--- TASK INPUTS Enclosed Below ---

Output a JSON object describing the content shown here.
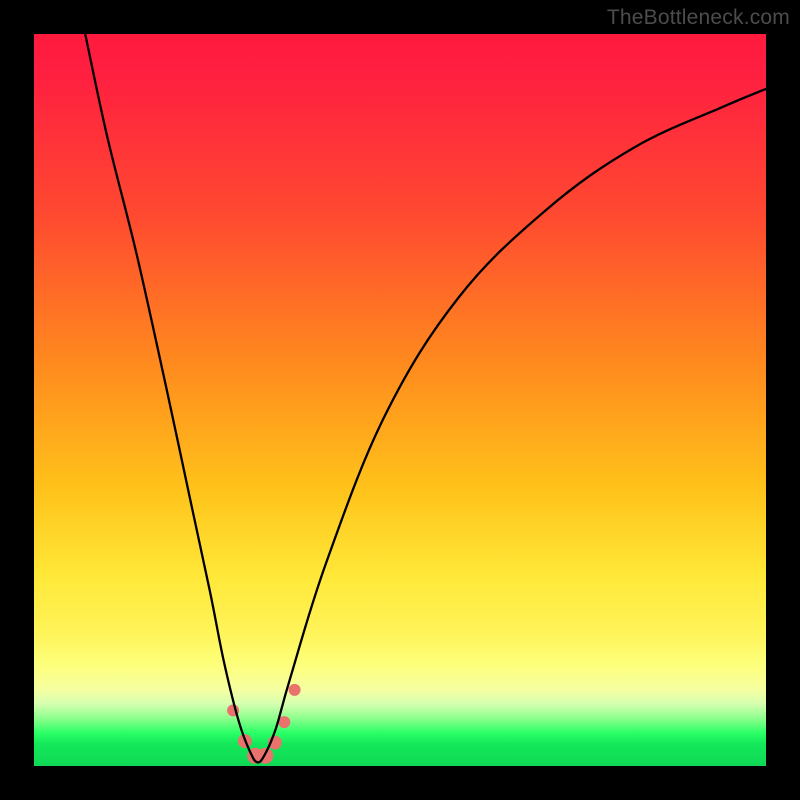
{
  "watermark": "TheBottleneck.com",
  "chart_data": {
    "type": "line",
    "title": "",
    "xlabel": "",
    "ylabel": "",
    "xlim": [
      0,
      100
    ],
    "ylim": [
      0,
      100
    ],
    "series": [
      {
        "name": "bottleneck-curve",
        "x": [
          7,
          10,
          14,
          18,
          21,
          24,
          26,
          28,
          29.5,
          30.5,
          31.5,
          33,
          35,
          40,
          48,
          58,
          70,
          82,
          94,
          100
        ],
        "y": [
          100,
          86,
          70,
          52,
          38,
          24,
          14,
          6,
          2,
          0.5,
          1.5,
          5,
          12,
          28,
          48,
          64,
          76,
          84.5,
          90,
          92.5
        ]
      }
    ],
    "markers": {
      "name": "highlight-dots",
      "color": "#e9736c",
      "points": [
        {
          "x": 27.2,
          "y": 7.6,
          "r": 6
        },
        {
          "x": 28.8,
          "y": 3.4,
          "r": 7
        },
        {
          "x": 30.2,
          "y": 1.4,
          "r": 8
        },
        {
          "x": 31.6,
          "y": 1.4,
          "r": 8
        },
        {
          "x": 32.9,
          "y": 3.2,
          "r": 7
        },
        {
          "x": 34.2,
          "y": 6.0,
          "r": 6
        },
        {
          "x": 35.6,
          "y": 10.4,
          "r": 6
        }
      ]
    },
    "background_gradient": {
      "stops": [
        {
          "pos": 0,
          "color": "#ff1a3e"
        },
        {
          "pos": 0.45,
          "color": "#ff8a1e"
        },
        {
          "pos": 0.78,
          "color": "#ffe838"
        },
        {
          "pos": 0.93,
          "color": "#8cff8c"
        },
        {
          "pos": 1.0,
          "color": "#0fd854"
        }
      ]
    }
  }
}
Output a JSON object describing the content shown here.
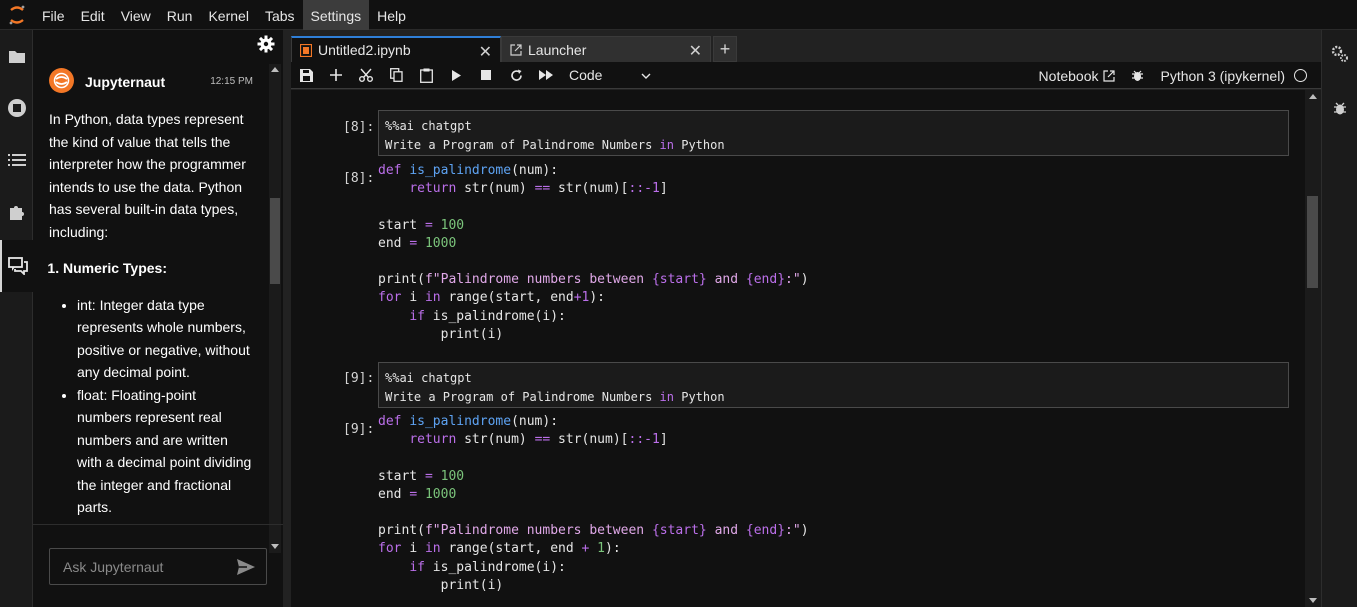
{
  "menubar": {
    "items": [
      "File",
      "Edit",
      "View",
      "Run",
      "Kernel",
      "Tabs",
      "Settings",
      "Help"
    ],
    "active": "Settings"
  },
  "left_sidebar": {
    "icons": [
      "folder-icon",
      "running-icon",
      "toc-icon",
      "extensions-icon",
      "chat-icon"
    ],
    "selected": "chat-icon"
  },
  "chat": {
    "sender": "Jupyternaut",
    "time": "12:15 PM",
    "intro": "In Python, data types represent the kind of value that tells the interpreter how the programmer intends to use the data. Python has several built-in data types, including:",
    "list_heading": "Numeric Types:",
    "bullets": [
      "int: Integer data type represents whole numbers, positive or negative, without any decimal point.",
      "float: Floating-point numbers represent real numbers and are written with a decimal point dividing the integer and fractional parts."
    ],
    "input_placeholder": "Ask Jupyternaut"
  },
  "tabs": [
    {
      "label": "Untitled2.ipynb",
      "active": true
    },
    {
      "label": "Launcher",
      "active": false
    }
  ],
  "toolbar": {
    "cell_type": "Code",
    "notebook_label": "Notebook",
    "kernel_name": "Python 3 (ipykernel)"
  },
  "cells": [
    {
      "prompt_in": "[8]:",
      "magic_line": "%%ai chatgpt",
      "prompt_line_words": [
        "Write a Program of Palindrome Numbers",
        "in",
        "Python"
      ],
      "prompt_out": "[8]:"
    },
    {
      "prompt_in": "[9]:",
      "magic_line": "%%ai chatgpt",
      "prompt_line_words": [
        "Write a Program of Palindrome Numbers",
        "in",
        "Python"
      ],
      "prompt_out": "[9]:"
    }
  ],
  "code": {
    "def": "def",
    "fn_name": "is_palindrome",
    "param": "(num):",
    "return_kw": "return",
    "str_call_1": "str(num)",
    "eq": "==",
    "str_call_2": "str(num)[",
    "slice": "::-1",
    "slice_close": "]",
    "start_var": "start",
    "start_val": "100",
    "end_var": "end",
    "end_val": "1000",
    "assign": "=",
    "print_open": "print(",
    "fstring_prefix": "f",
    "fstring_1": "\"Palindrome numbers between ",
    "fs_start": "{start}",
    "fs_and": "and",
    "fs_end": "{end}",
    "fstring_2": ":\"",
    "print_close": ")",
    "for_kw": "for",
    "loop_var": "i",
    "in_kw": "in",
    "range_a": "range(start, end",
    "range_plus_tight": "+1",
    "range_plus_spaced_op": "+",
    "range_one": "1",
    "range_close": "):",
    "if_kw": "if",
    "if_cond": "is_palindrome(i):",
    "print_i": "print(i)"
  }
}
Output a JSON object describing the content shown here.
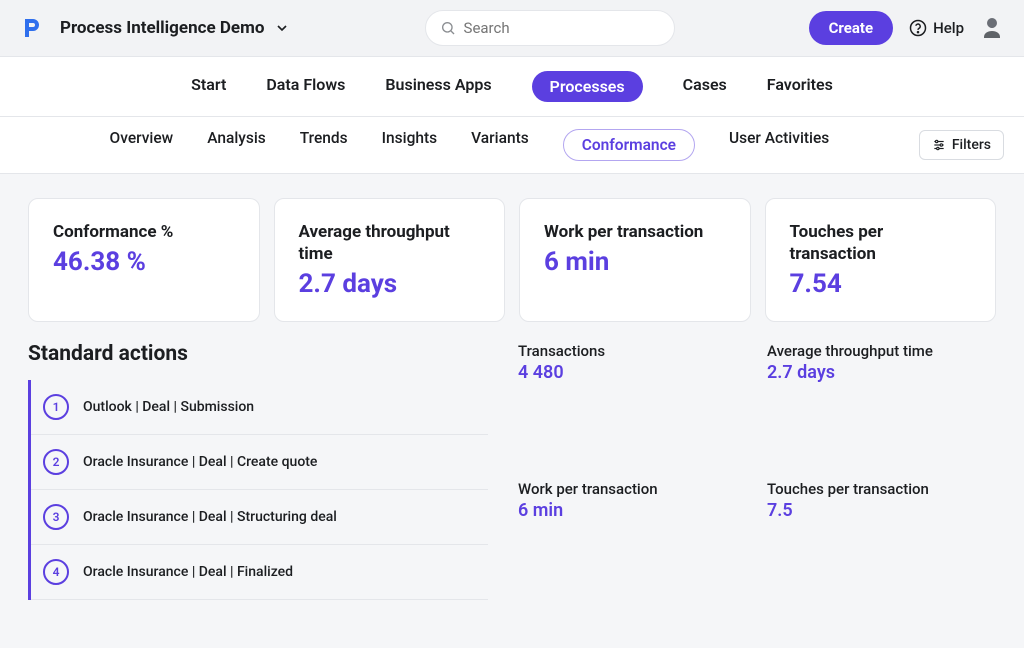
{
  "header": {
    "workspace_name": "Process Intelligence Demo",
    "search_placeholder": "Search",
    "create_label": "Create",
    "help_label": "Help"
  },
  "nav": {
    "items": [
      {
        "label": "Start"
      },
      {
        "label": "Data Flows"
      },
      {
        "label": "Business Apps"
      },
      {
        "label": "Processes",
        "active": true
      },
      {
        "label": "Cases"
      },
      {
        "label": "Favorites"
      }
    ]
  },
  "subnav": {
    "items": [
      {
        "label": "Overview"
      },
      {
        "label": "Analysis"
      },
      {
        "label": "Trends"
      },
      {
        "label": "Insights"
      },
      {
        "label": "Variants"
      },
      {
        "label": "Conformance",
        "active": true
      },
      {
        "label": "User Activities"
      }
    ],
    "filters_label": "Filters"
  },
  "kpis": [
    {
      "label": "Conformance %",
      "value": "46.38 %"
    },
    {
      "label": "Average throughput time",
      "value": "2.7 days"
    },
    {
      "label": "Work per transaction",
      "value": "6 min"
    },
    {
      "label": "Touches per transaction",
      "value": "7.54"
    }
  ],
  "standard_actions": {
    "title": "Standard actions",
    "items": [
      {
        "num": "1",
        "label": "Outlook | Deal | Submission"
      },
      {
        "num": "2",
        "label": "Oracle Insurance | Deal | Create quote"
      },
      {
        "num": "3",
        "label": "Oracle Insurance | Deal | Structuring deal"
      },
      {
        "num": "4",
        "label": "Oracle Insurance | Deal | Finalized"
      }
    ]
  },
  "right_stats": [
    {
      "label": "Transactions",
      "value": "4 480"
    },
    {
      "label": "Average throughput time",
      "value": "2.7 days"
    },
    {
      "label": "Work per transaction",
      "value": "6 min"
    },
    {
      "label": "Touches per transaction",
      "value": "7.5"
    }
  ]
}
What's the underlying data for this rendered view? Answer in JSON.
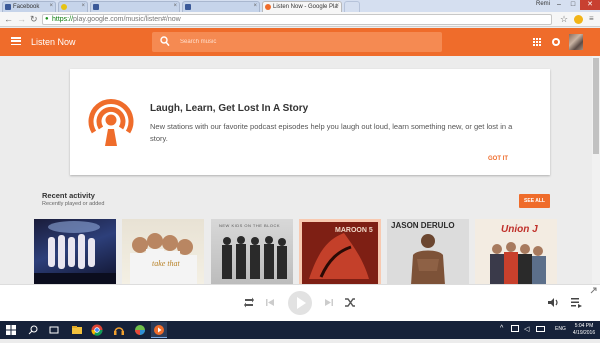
{
  "browser": {
    "tabs": [
      {
        "label": "Facebook",
        "active": false
      },
      {
        "label": "",
        "active": false
      },
      {
        "label": "",
        "active": false
      },
      {
        "label": "Listen Now - Google Pla",
        "active": true
      },
      {
        "label": "",
        "active": false
      }
    ],
    "user_label": "Remi",
    "url_secure": "https://",
    "url_host": "play.google.com",
    "url_path": "/music/listen#/now"
  },
  "app": {
    "title": "Listen Now",
    "search_placeholder": "Search music",
    "accent_color": "#ef6c2b"
  },
  "card": {
    "title": "Laugh, Learn, Get Lost In A Story",
    "body": "New stations with our favorite podcast episodes help you laugh out loud, learn something new, or get lost in a story.",
    "action": "GOT IT",
    "icon": "podcast-icon"
  },
  "recent": {
    "title": "Recent activity",
    "subtitle": "Recently played or added",
    "see_all": "SEE ALL",
    "albums": [
      {
        "name": "album-1",
        "art_text": ""
      },
      {
        "name": "album-2",
        "art_text": "take that"
      },
      {
        "name": "album-3",
        "art_text": "NEW KIDS ON THE BLOCK"
      },
      {
        "name": "album-4",
        "art_text": "MAROON 5"
      },
      {
        "name": "album-5",
        "art_text": "JASON DERULO"
      },
      {
        "name": "album-6",
        "art_text": "Union J"
      }
    ]
  },
  "player": {
    "controls": [
      "repeat-icon",
      "previous-icon",
      "play-icon",
      "next-icon",
      "shuffle-icon"
    ],
    "right_controls": [
      "volume-icon",
      "queue-icon"
    ]
  },
  "taskbar": {
    "lang": "ENG",
    "time": "5:04 PM",
    "date": "4/19/2016"
  }
}
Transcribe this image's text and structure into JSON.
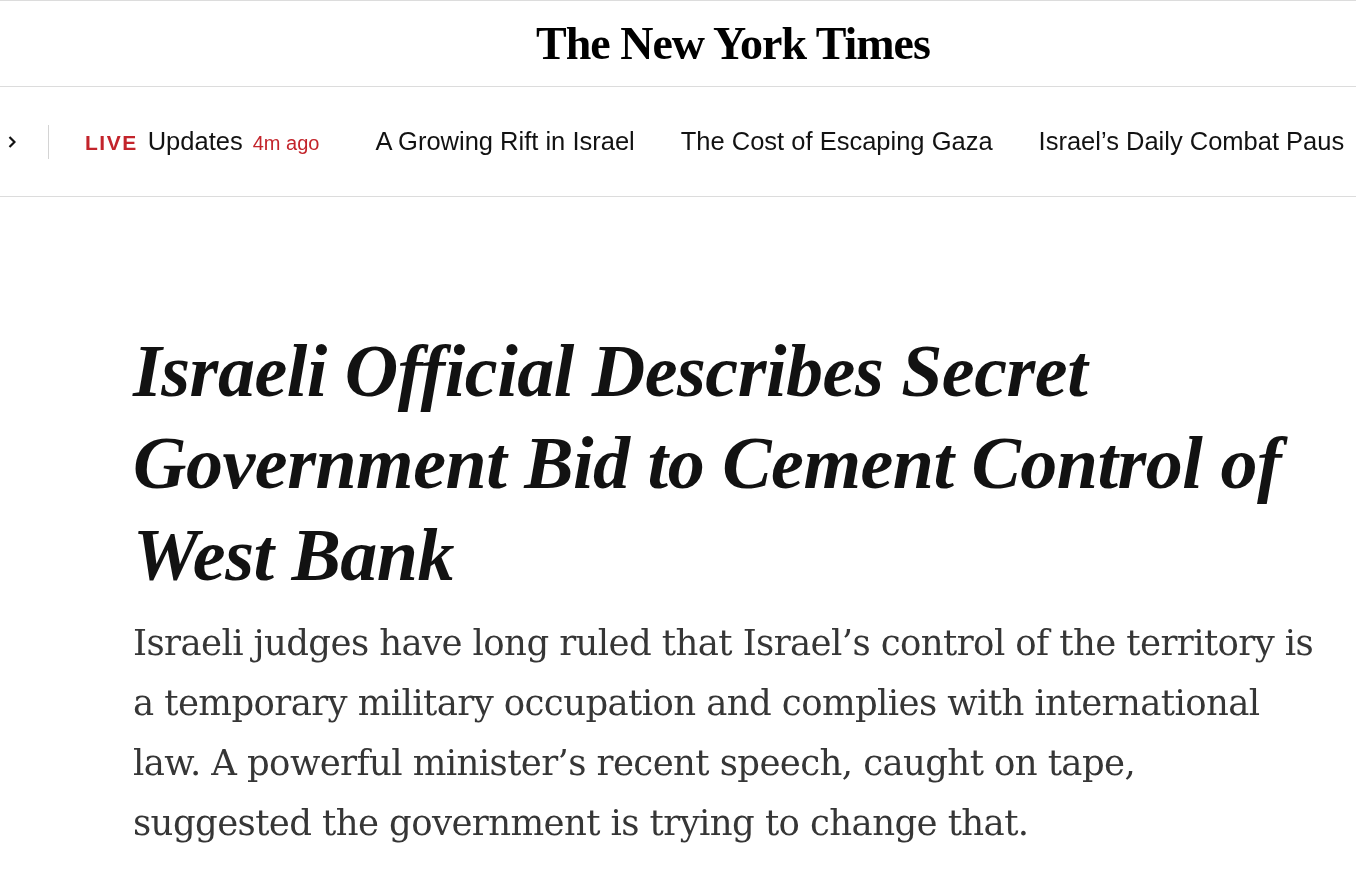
{
  "masthead": {
    "logo": "The New York Times"
  },
  "nav": {
    "items": [
      {
        "kind": "live",
        "badge": "LIVE",
        "label": "Updates",
        "time": "4m ago"
      },
      {
        "kind": "link",
        "label": "A Growing Rift in Israel"
      },
      {
        "kind": "link",
        "label": "The Cost of Escaping Gaza"
      },
      {
        "kind": "link",
        "label": "Israel’s Daily Combat Paus"
      }
    ]
  },
  "article": {
    "headline": "Israeli Official Describes Secret Government Bid to Cement Control of West Bank",
    "summary": "Israeli judges have long ruled that Israel’s control of the territory is a temporary military occupation and complies with international law. A powerful minister’s recent speech, caught on tape, suggested the government is trying to change that."
  }
}
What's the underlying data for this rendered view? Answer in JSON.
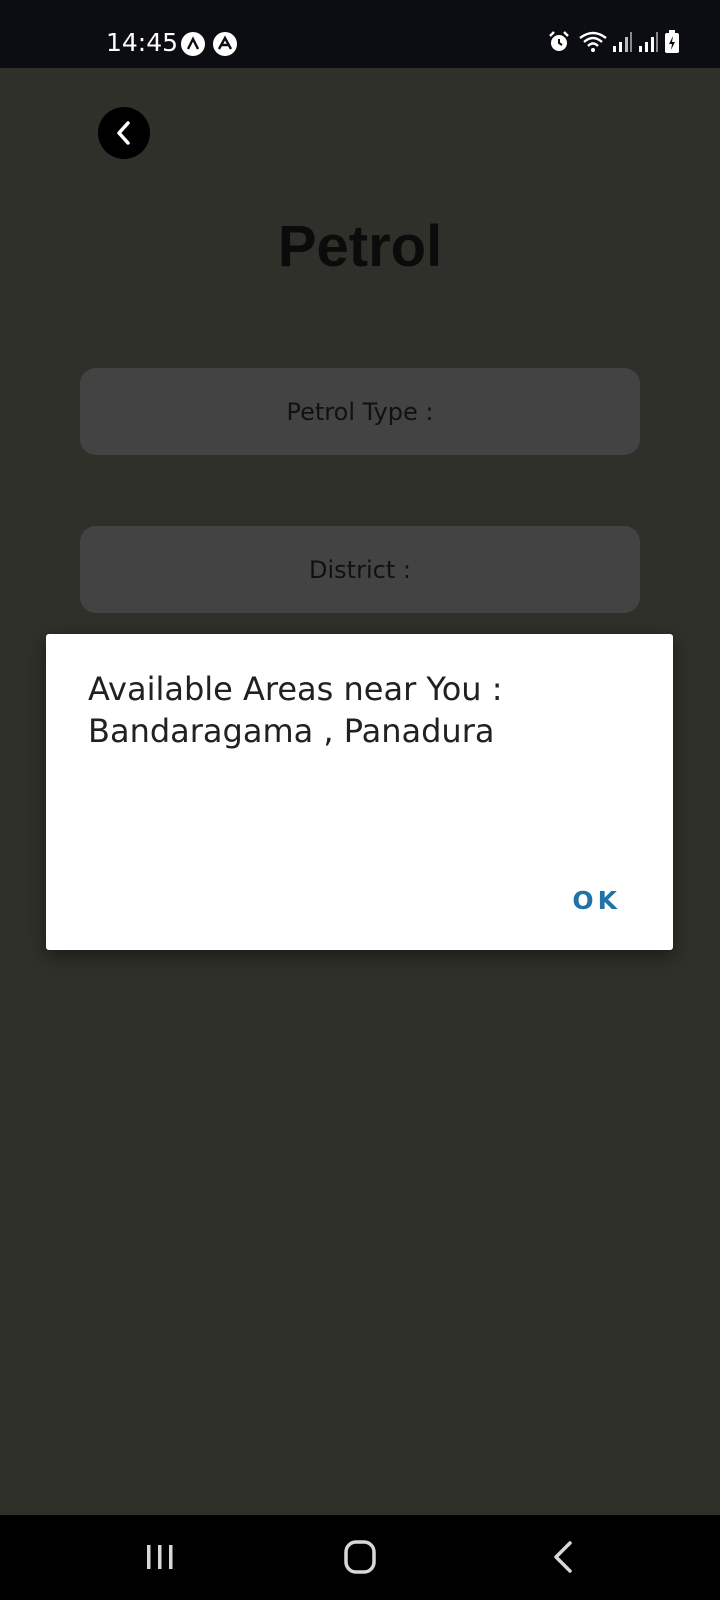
{
  "status_bar": {
    "time": "14:45",
    "icons": [
      "app-notification-icon",
      "app-notification-icon",
      "alarm-icon",
      "wifi-icon",
      "signal-icon",
      "signal-icon",
      "battery-charging-icon"
    ]
  },
  "screen": {
    "title": "Petrol",
    "fields": {
      "petrol_type_label": "Petrol Type :",
      "district_label": "District :"
    },
    "background_color": "#30302a"
  },
  "dialog": {
    "message_line1": "Available Areas near You :",
    "message_line2": "Bandaragama , Panadura",
    "ok_label": "OK",
    "ok_color": "#1f73a6"
  },
  "nav_bar": {
    "buttons": [
      "recents-icon",
      "home-icon",
      "back-icon"
    ]
  }
}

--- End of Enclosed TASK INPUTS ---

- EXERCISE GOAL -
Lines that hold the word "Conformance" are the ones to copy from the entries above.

- RESPONSE AREA -
        "label": "Conformance",
      "label": "Conformance %",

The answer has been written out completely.